**TASK OBJECTIVE**
Should the word "caption" occur in a line of the records, copy that line.

[Data records]
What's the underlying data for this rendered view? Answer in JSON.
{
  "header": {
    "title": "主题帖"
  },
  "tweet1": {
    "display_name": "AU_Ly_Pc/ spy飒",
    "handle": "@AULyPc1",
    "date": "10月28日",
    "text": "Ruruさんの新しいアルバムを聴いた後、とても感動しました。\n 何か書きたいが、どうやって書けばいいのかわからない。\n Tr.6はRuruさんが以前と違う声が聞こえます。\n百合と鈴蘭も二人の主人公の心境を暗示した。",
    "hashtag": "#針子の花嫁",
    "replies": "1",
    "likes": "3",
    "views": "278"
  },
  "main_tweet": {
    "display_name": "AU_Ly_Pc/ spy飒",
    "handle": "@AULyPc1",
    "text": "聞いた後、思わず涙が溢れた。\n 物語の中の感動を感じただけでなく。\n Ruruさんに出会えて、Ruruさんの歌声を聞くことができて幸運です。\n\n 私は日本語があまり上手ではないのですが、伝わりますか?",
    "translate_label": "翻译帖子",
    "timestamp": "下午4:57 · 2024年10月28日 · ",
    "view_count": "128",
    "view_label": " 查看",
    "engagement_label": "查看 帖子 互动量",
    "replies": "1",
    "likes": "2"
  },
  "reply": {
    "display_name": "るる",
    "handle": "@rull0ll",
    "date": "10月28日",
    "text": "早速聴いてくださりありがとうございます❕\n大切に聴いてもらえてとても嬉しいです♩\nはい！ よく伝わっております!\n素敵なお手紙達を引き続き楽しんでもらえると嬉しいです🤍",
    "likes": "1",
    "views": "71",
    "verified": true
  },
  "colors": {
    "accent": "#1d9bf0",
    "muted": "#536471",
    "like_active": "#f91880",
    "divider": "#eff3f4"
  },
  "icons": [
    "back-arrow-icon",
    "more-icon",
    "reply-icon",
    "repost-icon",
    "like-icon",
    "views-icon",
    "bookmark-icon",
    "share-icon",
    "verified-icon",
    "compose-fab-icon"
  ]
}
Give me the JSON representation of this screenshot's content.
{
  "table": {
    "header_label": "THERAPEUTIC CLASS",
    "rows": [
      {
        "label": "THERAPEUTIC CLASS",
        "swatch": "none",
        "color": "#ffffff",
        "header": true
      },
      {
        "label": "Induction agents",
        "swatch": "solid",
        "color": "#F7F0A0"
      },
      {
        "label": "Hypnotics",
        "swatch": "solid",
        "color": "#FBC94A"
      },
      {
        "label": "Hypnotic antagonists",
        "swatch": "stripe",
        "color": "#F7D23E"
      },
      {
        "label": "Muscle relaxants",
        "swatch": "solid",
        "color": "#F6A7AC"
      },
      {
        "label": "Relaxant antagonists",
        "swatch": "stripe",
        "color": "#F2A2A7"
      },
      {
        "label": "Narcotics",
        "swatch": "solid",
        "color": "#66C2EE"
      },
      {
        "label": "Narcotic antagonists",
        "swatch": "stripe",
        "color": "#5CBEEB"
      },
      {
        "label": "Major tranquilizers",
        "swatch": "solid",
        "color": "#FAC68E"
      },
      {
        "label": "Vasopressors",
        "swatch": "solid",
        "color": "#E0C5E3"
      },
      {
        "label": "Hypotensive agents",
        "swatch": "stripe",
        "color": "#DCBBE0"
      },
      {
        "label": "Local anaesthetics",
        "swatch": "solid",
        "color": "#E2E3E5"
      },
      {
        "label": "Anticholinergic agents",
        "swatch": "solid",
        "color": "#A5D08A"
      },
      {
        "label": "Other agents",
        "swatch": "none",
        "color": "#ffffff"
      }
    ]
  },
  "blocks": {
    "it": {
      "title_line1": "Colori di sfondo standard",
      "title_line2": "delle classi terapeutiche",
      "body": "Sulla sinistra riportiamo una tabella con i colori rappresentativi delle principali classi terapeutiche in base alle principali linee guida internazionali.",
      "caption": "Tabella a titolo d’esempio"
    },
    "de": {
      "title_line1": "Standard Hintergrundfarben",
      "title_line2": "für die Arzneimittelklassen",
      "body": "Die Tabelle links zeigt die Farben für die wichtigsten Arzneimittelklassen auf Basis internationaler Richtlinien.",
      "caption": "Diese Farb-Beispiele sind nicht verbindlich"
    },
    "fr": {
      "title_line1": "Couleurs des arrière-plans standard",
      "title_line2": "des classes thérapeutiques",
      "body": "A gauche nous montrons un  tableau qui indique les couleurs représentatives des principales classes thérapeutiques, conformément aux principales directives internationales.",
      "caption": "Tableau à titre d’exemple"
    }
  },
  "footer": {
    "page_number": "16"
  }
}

**EXERCISE RESULT**
      "caption": "Tabella a titolo d’esempio"
      "caption": "Diese Farb-Beispiele sind nicht verbindlich"
      "caption": "Tableau à titre d’exemple"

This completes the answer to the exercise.